Monstersauce (Lance Archer & Alex Zayne) – I tried a few times to write this without letting my bias show and I have failed. Miserably. My Lance Archer fandom is second only to my Alex Zayne fandom. They both have very entertaining offence, Zayne’s being innovative on top of that, and neither gets the attention or kudos they deserve. I would love to say that they have any chance of moving to the semis, but honestly I think they finish just above Nagata and Suzuki. This block looks like it will be tight for second place, so they may be in contention late nonetheless. Watching them against ELP and Hikuleo, a rematch of their recent tag title shot, could be interesting for NJPW Strong story followers. Personally the match with Bishamon is more appealing as it will be an indication of whether or not they can hang with the best.

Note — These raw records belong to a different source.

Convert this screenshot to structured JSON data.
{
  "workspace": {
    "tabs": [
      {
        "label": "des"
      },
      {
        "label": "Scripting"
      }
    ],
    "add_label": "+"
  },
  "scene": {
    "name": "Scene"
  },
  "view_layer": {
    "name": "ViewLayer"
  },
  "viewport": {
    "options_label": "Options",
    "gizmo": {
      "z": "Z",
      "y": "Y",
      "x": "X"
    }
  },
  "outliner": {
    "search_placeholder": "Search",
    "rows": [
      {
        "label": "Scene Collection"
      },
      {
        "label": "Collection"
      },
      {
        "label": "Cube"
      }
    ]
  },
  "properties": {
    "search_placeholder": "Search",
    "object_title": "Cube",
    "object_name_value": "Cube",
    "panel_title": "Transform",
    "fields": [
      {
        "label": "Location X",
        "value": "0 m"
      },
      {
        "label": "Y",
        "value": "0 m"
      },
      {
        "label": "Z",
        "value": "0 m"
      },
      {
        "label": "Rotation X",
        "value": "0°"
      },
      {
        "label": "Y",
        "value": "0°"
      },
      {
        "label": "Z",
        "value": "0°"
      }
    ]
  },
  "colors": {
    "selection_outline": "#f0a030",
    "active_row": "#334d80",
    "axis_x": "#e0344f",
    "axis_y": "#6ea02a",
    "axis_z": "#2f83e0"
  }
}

Bad Luck Fale & Jack Bonza – Fale has been around forever as one of the founding members of Bullet Club and frequent entrant into this tournament. In recent years, he has teamed up with Chase Owens, but this year he’s bringing Australian standout Bonza as his partner. Fale has two modes in tournaments like this: not caring and ending with zero points or being a threat on any given night. I expect this appearance is more as a vehicle for putting Bonza on the NJPW map, so I would predict closer to that zero end of the scale. Bonza looks like Erick Redbeard but six inches shorter. His in-ring style seems to be more akin to Kurt Angle (although clearly not at the same level). He will fit in well in Japan. A mid-table finish is the best they can hope for realistically.
I think the semifinals will come down to Bishamon vs. War Dogs and TMDK vs. Atlantis Jr. & Soberano Jr. That last pick is a little out of left field, but B block looks to be all about parity and I think that makes for a good chance at a surprise. You can sometimes tell from the planned matches on the last night who will be in contention and it comes down to the CMLL team or Hikuleo and El Phantasmo in my mind.
War Dogs will get the surprise win over Bishamon thanks to some nefarious tactics and TMDK will beat Atlantis and Soberano. That leaves a final of TMDK and War Dogs, an unusual one with two foreign teams, but I see TMDK taking the win. That will give Bishamon a defence against War Dogs before WrestleKingdom, which will likely take palce in the main event of one of the “Road to” shows.
Now, will the winners actually win the title at WrestleKingdom? With the next tag champs set to be the 100th champions, I think the honour will go to a special team. Unless Narita and Umino are going to pull off a massive shock in winning this thing AND winning on Jan. 4, I don’t see that team in this lineup.
How far off-base will I be? We can start to find out this week as the tournament gets underway. Quite often one of the advancing teams will lose an early match, so that’s something to watch.
I’d love to hear your thoughts at firstname.lastname@example.org or on Twitter @lansdellicious . Thanks for stopping by!